Yesterday, Supreme Court Justice Anthony Kennedy – a conservative Ronald Reagan appointee who from time to time was the swing vote on the Court on some key social issues like abortion, LGBTQ rights, and health care – announced that he’ll be stepping down from the Court in July. As one might imagine, the entire political world was tossed upside down because 1) SCOTUS vacancies are rare and anything rare politically in DC is like the “Hot” sign at Krispy Kreme and 2) President Donald Trump would be getting his second – and likely most consequential – Supreme Court pick in less than two years and while under the cloud of an investigation into whether or not he conspired against the United States to defraud the voters of the United States during the presidential election of 2016 by colluded with a foreign adversary. So, yeah, to paraphrase our great former Vice-President Joe Biden, the Kennedy vacancy is a BFD right now.
Concerning, however, has been the response of some within the progressive coalition who have decided to ignore every argument we made in 2016 about the ability of a president to nominate a Justice at any point during their term and instead double down on the same tactics that the Republican Party used 2 years ago because, well, it worked and we just want to win. After railing about the depravity and blatant constitutional violation that was the Senate Republican’s successful refusal to hear or seat Barack Obama’s final Supreme Court nominee, the uber-moderate federal district court judge Merrick Garland. Increasingly, Senate Democrats and the activists at the grassroots have been advocating the theory that no Supreme Court pick should even be heard in the Senate Judiciary Committee during an election year – which we have every other year – until the voters have had their say. For reference, just look up #McConnellRule on social media and you’ll see all the talking points. It’s an aggressive posture, a strong response after two years of getting the metaphorical shit beaten out of us politically on issue after issue. It’s also wrong.

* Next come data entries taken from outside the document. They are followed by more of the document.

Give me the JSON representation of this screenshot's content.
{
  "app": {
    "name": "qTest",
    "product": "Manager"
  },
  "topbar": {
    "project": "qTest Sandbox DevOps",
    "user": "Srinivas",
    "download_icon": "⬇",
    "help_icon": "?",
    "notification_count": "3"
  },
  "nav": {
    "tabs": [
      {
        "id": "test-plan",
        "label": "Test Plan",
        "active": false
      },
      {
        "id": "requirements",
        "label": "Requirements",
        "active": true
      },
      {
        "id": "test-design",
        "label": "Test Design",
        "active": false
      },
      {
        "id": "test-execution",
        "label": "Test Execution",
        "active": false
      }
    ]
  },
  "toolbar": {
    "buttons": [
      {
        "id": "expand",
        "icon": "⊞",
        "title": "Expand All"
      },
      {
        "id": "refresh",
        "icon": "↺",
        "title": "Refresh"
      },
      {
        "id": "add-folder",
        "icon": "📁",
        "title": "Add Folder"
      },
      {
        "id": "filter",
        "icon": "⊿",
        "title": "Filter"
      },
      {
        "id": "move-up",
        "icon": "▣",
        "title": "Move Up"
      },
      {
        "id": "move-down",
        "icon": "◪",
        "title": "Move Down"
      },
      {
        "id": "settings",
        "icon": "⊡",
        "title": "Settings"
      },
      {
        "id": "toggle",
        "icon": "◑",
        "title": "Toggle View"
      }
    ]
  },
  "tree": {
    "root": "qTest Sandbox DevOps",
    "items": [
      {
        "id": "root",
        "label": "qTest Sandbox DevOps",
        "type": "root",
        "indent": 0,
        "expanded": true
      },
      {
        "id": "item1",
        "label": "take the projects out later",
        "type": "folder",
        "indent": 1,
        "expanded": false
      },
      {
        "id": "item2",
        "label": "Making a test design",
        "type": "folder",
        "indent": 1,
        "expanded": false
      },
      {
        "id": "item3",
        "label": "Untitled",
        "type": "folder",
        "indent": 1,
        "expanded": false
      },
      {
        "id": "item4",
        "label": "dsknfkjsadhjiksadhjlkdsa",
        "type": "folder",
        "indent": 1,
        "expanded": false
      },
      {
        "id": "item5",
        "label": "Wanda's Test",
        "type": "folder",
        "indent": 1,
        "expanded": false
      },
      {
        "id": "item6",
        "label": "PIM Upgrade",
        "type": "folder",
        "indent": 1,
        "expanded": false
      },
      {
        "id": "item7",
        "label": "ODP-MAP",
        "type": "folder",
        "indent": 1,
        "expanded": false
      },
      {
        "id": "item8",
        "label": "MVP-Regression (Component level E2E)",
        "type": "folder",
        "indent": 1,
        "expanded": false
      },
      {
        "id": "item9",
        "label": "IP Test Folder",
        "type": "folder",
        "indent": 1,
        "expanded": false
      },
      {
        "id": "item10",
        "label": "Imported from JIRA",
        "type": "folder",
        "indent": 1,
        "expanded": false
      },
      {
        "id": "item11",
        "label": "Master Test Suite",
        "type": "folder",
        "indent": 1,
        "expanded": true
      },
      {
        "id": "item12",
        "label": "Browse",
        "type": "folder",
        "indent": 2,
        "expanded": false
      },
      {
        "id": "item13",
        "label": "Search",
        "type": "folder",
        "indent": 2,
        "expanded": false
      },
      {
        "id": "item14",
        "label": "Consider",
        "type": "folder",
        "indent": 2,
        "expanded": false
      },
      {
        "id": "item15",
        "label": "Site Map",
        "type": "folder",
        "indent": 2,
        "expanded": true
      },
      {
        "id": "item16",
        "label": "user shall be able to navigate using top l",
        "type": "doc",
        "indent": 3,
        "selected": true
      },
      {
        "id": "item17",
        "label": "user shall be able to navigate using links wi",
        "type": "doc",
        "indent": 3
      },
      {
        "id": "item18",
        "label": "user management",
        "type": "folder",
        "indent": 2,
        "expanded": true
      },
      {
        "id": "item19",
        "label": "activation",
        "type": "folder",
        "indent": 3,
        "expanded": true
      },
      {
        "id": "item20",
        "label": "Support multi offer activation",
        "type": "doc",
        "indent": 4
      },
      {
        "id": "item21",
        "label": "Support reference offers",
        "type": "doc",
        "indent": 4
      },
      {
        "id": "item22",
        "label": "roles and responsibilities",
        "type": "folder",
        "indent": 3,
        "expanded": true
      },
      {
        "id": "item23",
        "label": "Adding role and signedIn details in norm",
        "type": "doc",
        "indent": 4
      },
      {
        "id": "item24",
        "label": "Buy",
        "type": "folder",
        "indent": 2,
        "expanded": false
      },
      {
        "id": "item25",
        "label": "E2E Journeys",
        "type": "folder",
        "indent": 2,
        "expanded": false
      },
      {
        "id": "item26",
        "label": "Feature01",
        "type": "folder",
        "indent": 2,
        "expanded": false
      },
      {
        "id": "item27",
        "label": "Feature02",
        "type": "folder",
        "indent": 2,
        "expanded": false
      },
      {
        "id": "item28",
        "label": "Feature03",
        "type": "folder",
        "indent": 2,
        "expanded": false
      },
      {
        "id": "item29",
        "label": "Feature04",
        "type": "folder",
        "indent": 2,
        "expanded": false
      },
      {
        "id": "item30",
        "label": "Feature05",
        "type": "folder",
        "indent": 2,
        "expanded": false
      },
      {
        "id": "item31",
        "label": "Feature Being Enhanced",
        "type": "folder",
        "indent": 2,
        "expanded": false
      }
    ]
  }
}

Progressives, act like we’re going to be in power again. We are right because we’re good. And our goodness isn’t dependent on it being reciprocated. I’m not advocating for being soft against Trump, but I am saying that if the President nominates someone who is qualified and ethical, Senate Democrats should still meet with the nominee and refrain from trying to prevent a duly elected (until federal and state prosecutors tell us otherwise) president from exercising his right as President. Sure, if he nominates Dennis Rodman, Rudy Giuliani, or Omarosa, we should absolutely block that kind of monkey business until the cows come home. But if he nominates essentially the same kind of judge any Republican president would have in the same position, don’t overreach out of retaliation and pull the same stunt Senator Mitch McConnell and Senate Republicans did in 2016 against President Barack Obama. You dont have to vote for the nominee – and I might even suggest that if the nominee is clearly going to be hostile to things like women’s health, civil rights, and money in elections that we organize to defeat the nomination – but we’re not the Republicans. Senate Democrats: let a qualified Supreme Court nominee come before the judicial committee and allow them to be voted on. Be better.

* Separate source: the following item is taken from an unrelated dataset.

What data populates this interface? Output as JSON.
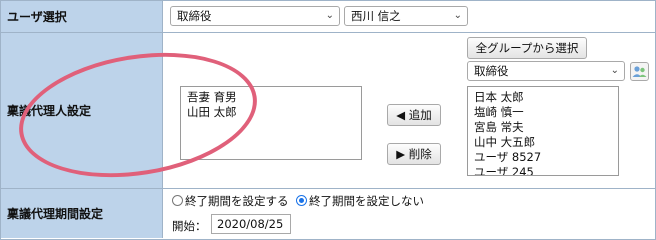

Elections have consequences. We progressives were appalled at how the GOP treated President Obama during his tenure. Our president had not only been duly elected – twice – but he had been elected with sweeping majorities in both elections, clearly cementing the American people’s willingness to trust his judgment for the full 8 years of his two terms. The Constitution explicitly gives the president the right to nominate a Supreme Court Justice in the event of a vacancy during their term. How dare the GOP deny our president his sacred right as chief executive of the federal government. But we were appalled because they, Congressional Republicans, were violating the rules. They disregarded the constitution. They compromised their ethics and morals for a political win. The answer, our collective progressive response, can’t be to simply say “Screw it, there are no rules anymore.” We can’t accommodate the degradation of our constitutional system simply because the other side cheats. We are and we must be better.
Major League Baseball Hall of Famer Jackie Robinson, the first African-American to play in the MLB, understood that while it would have felt really good to turn around one game and give one of those racist fans calling him a nigger a piece of his mind, it also would have set back black players’ opportunity to play in the MLB years, if not halted the momentum all together. Catharsis feels good for an audience of one; restraint and sticking to one’s stated values is harder, but benefits the whole long-term.
The same is true in the case of the recent Supreme Court vacancy. Civility and doing what’s right didn’t suddenly go out of style because a bully got a win. We can’t justify employing the same tactics that we find deplorable simply because those tactics beat us. That would be like a 12-0 football team changing it’s entire playing philosophy after a close loss to a team that played with 12 men on the field. We know that we’re right. And even if that means we have to work harder, be more strategic, be held to a higher standard of scrutiny, isn’t what we claim we’re trying to accomplish in the end worth that? If we respond in-kind to every norm violation the other side commits, we are being complicit in the very denigration of the democracy we say we are committed to saving.
Progressives, stay true to what we know is right, play smarter, and be prepared to set the right example when we take back power. What the Republicans did in 2016 was wrong. It was wrong then and it’s wrong now. Let’s not perpetuate a false precedent. We can either set an example or get pulled into the mud with the Republicans.
Senate Dems, be better.